All we need…is to read (this book!).

ALL WE NEED

Diverse families consciously enjoy what and whom they depend upon.

In a series of spreads that move from natural, outdoor settings to indoor, shared spaces, adults and children appreciate one another as well as the resources that make their bodies, minds, and spirits grow. The first in each pair of spreads describes, without naming, a resource in four and a half lines of rhythmic, rhyming verse ending with “all we need….” The following spread fulfills the promise of the page turn with few, satisfying words (“…is air”). From water and a home to food and loved ones, each pair of spreads honors something precious that might be taken for granted. Children playing and learning in a public park and a parent and children biking home over quite a distance make this not only a facilitated meditation on mindfulness and gratitude, but also a love song to the Earth that supports life. The serene, colorful pictures turn the poetic text into a narrative, as the characters go home, make food, and come together again in a large community gathering once all needs are met, because “the only need left… / …is to share.” The lyrical text is a delight to read aloud, and the layout invites young readers to participate by guessing the word to be found on the next page—and, inevitably, memorizing them after the multiple reads that are bound to happen with this mesmerizing book.

All we need…is to read (this book!). (Picture book. 3-8)

Pub Date: June 22, 2021

ISBN: 978-1-61963-874-7

Page Count: 40

Publisher: Bloomsbury

Review Posted Online: March 17, 2021

Kirkus Reviews Issue: April 1, 2021

Did you like this book?

No Comments Yet

The message is worthy, but this phoned-in follow-up doesn’t add anything significant.

THE WORLD NEEDS MORE PURPLE SCHOOLS

From the My Purple World series

A color-themed vision of what school should be like.

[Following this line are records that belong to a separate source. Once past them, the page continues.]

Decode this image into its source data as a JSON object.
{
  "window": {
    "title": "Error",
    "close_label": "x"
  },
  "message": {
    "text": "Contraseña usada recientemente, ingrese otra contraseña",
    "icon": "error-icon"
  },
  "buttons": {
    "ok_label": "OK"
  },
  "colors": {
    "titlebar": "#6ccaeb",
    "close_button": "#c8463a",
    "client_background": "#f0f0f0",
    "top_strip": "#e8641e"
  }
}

In what amounts to a rehash of The World Needs More Purple People (2020), Bell and Hart address adult as well as young readers to explain what “curious and kind you” can do to make school, or for that matter the universe, a better place. Again culminating in the vague but familiar “JUST. BE. YOU!” the program remains much the same—including asking questions both “universe-sized” (“Could you make a burrito larger than a garbage truck?”) and “smaller, people-sized” (i.e., personal), working hard to learn and make things, offering praise and encouragement, speaking up and out, laughing together, and listening to others. In the illustrations, light-skinned, blond-haired narrator Penny poses amid a busy, open-mouthed, diverse cast that includes a child wearing a hijab and one who uses a wheelchair. Wiseman opts to show fewer grown-ups here, but the children are the same as in the earlier book, and a scene showing two figures blowing chocolate milk out of their noses essentially recycles a visual joke from the previous outing. (This book was reviewed digitally.)

The message is worthy, but this phoned-in follow-up doesn’t add anything significant. (Picture book. 6-8)

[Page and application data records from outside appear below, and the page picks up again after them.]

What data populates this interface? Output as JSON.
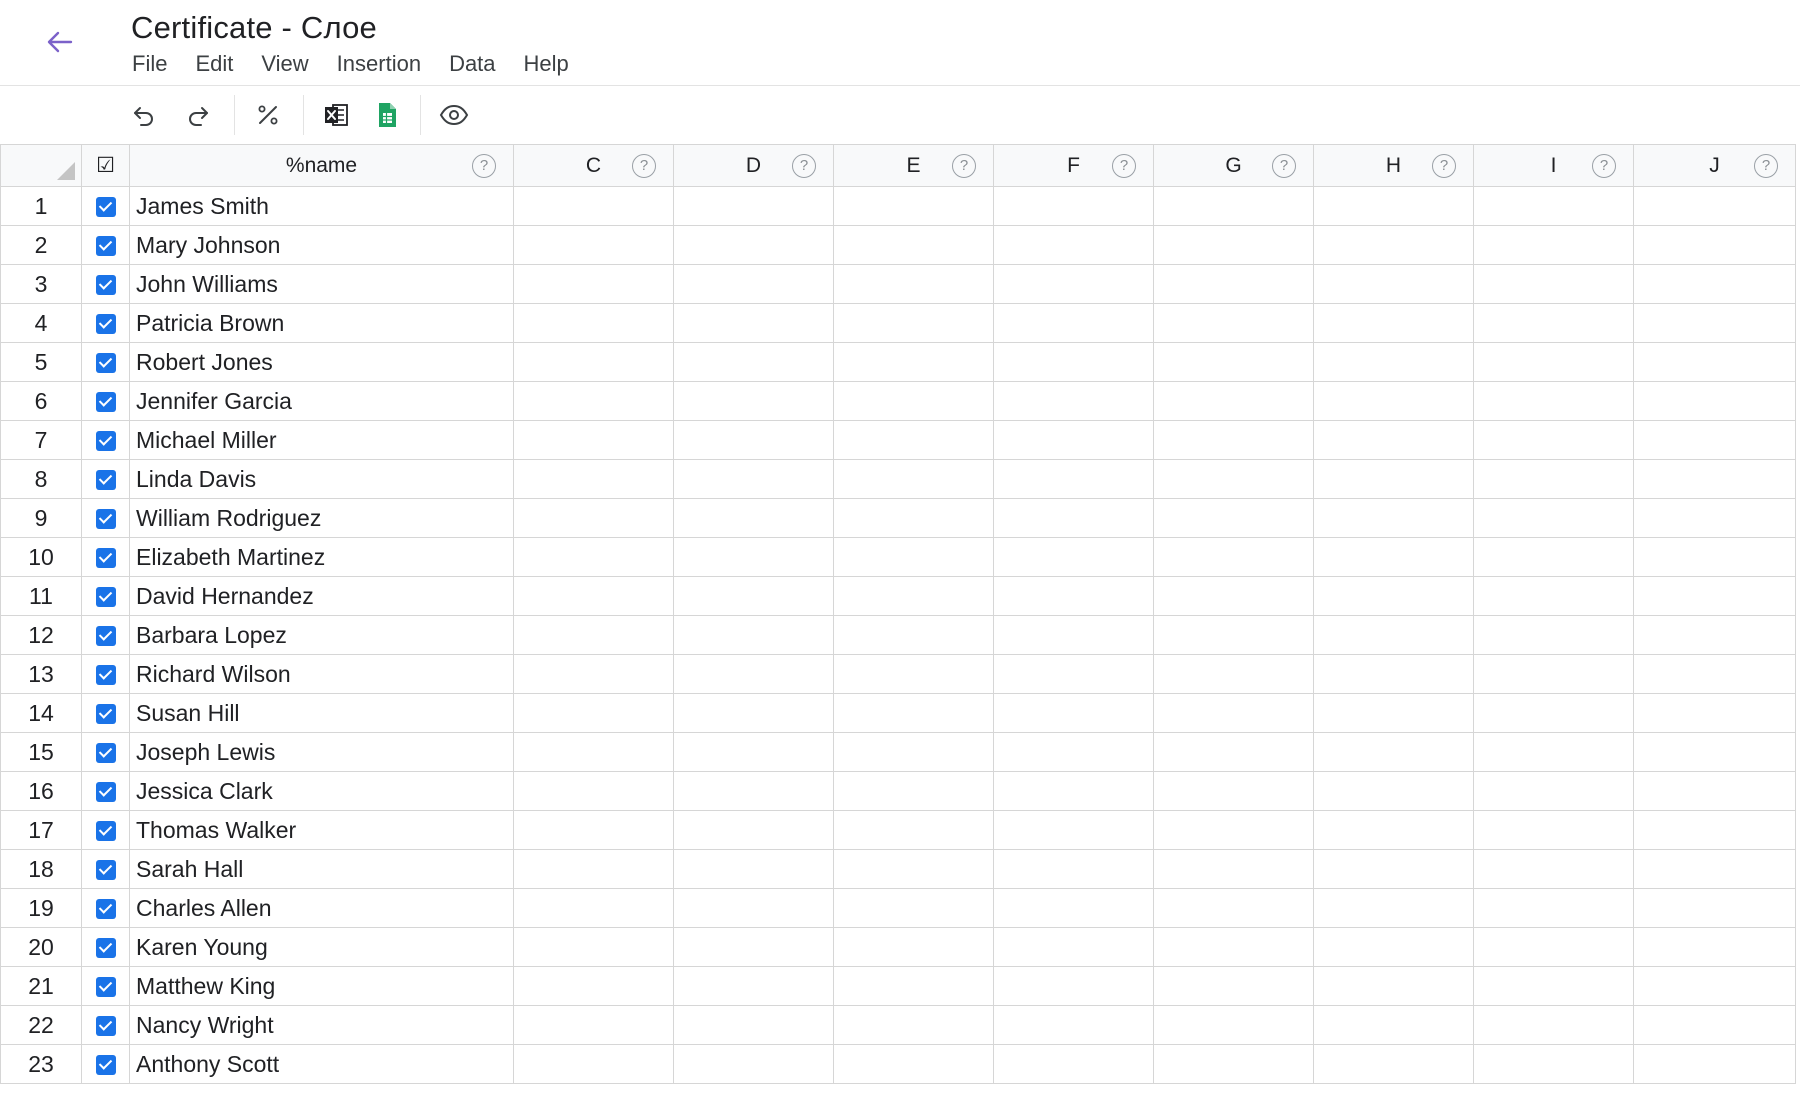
{
  "header": {
    "title": "Certificate - Слое",
    "back_icon": "arrow-left-icon",
    "accent_color": "#7b61c9"
  },
  "menu": [
    "File",
    "Edit",
    "View",
    "Insertion",
    "Data",
    "Help"
  ],
  "toolbar": {
    "buttons": [
      "undo-icon",
      "redo-icon",
      "percent-icon",
      "excel-icon",
      "google-sheets-icon",
      "eye-icon"
    ]
  },
  "sheet": {
    "check_header": "☑",
    "columns": [
      {
        "label": "%name",
        "help": "?"
      },
      {
        "label": "C",
        "help": "?"
      },
      {
        "label": "D",
        "help": "?"
      },
      {
        "label": "E",
        "help": "?"
      },
      {
        "label": "F",
        "help": "?"
      },
      {
        "label": "G",
        "help": "?"
      },
      {
        "label": "H",
        "help": "?"
      },
      {
        "label": "I",
        "help": "?"
      },
      {
        "label": "J",
        "help": "?"
      }
    ],
    "rows": [
      {
        "num": "1",
        "checked": true,
        "name": "James Smith"
      },
      {
        "num": "2",
        "checked": true,
        "name": "Mary Johnson"
      },
      {
        "num": "3",
        "checked": true,
        "name": "John Williams"
      },
      {
        "num": "4",
        "checked": true,
        "name": "Patricia Brown"
      },
      {
        "num": "5",
        "checked": true,
        "name": "Robert Jones"
      },
      {
        "num": "6",
        "checked": true,
        "name": "Jennifer Garcia"
      },
      {
        "num": "7",
        "checked": true,
        "name": "Michael Miller"
      },
      {
        "num": "8",
        "checked": true,
        "name": "Linda Davis"
      },
      {
        "num": "9",
        "checked": true,
        "name": "William Rodriguez"
      },
      {
        "num": "10",
        "checked": true,
        "name": "Elizabeth Martinez"
      },
      {
        "num": "11",
        "checked": true,
        "name": "David Hernandez"
      },
      {
        "num": "12",
        "checked": true,
        "name": "Barbara Lopez"
      },
      {
        "num": "13",
        "checked": true,
        "name": "Richard Wilson"
      },
      {
        "num": "14",
        "checked": true,
        "name": "Susan Hill"
      },
      {
        "num": "15",
        "checked": true,
        "name": "Joseph Lewis"
      },
      {
        "num": "16",
        "checked": true,
        "name": "Jessica Clark"
      },
      {
        "num": "17",
        "checked": true,
        "name": "Thomas Walker"
      },
      {
        "num": "18",
        "checked": true,
        "name": "Sarah Hall"
      },
      {
        "num": "19",
        "checked": true,
        "name": "Charles Allen"
      },
      {
        "num": "20",
        "checked": true,
        "name": "Karen Young"
      },
      {
        "num": "21",
        "checked": true,
        "name": "Matthew King"
      },
      {
        "num": "22",
        "checked": true,
        "name": "Nancy Wright"
      },
      {
        "num": "23",
        "checked": true,
        "name": "Anthony Scott"
      }
    ]
  }
}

Pub Date: June 21, 2022

ISBN: 978-0-593-43490-1

Page Count: 40

Publisher: Random House

Review Posted Online: April 27, 2022

Kirkus Reviews Issue: May 15, 2022

Did you like this book?

No Comments Yet

The buoyant uplift seems a bit pre-packaged but spot-on nonetheless.

THE WORLD NEEDS MORE PURPLE PEOPLE

A monohued tally of positive character traits.

Purple is a “magic color,” affirm the authors (both actors, though Hart’s name recognition is nowhere near the level of Bell’s), and “purple people” are the sort who ask questions, laugh wholeheartedly, work hard, freely voice feelings and opinions, help those who might “lose” their own voices in the face of unkindness, and, in sum, can “JUST BE (the real) YOU.” Unlike the obsessive protagonist of Victoria Kann’s Pinkalicious franchise, being a purple person has “nothing to do with what you look like”—a point that Wiseman underscores with scenes of exuberantly posed cartoon figures (including versions of the authors) in casual North American attire but sporting a wide range of ages, skin hues, and body types. A crowded playground at the close (no social distancing here) displays all this wholesome behavior in action. Plenty of purple highlights, plus a plethora of broad smiles and wide-open mouths, crank up the visual energy—and if the earnest overall tone doesn’t snag the attention of young audiences, a grossly literal view of the young narrator and a grandparent “snot-out-our-nose laughing” should do the trick. (This book was reviewed digitally with 10.4-by-20.6-inch double-page spreads viewed at 22.2% of actual size.)

The buoyant uplift seems a bit pre-packaged but spot-on nonetheless. (Picture book. 6-8)

Pub Date: June 2, 2020

ISBN: 978-0-593-12196-2

Page Count: 40

Publisher: Random House

Review Posted Online: June 3, 2020

Kirkus Reviews Issue: June 15, 2020

Did you like this book?

No Comments Yet
more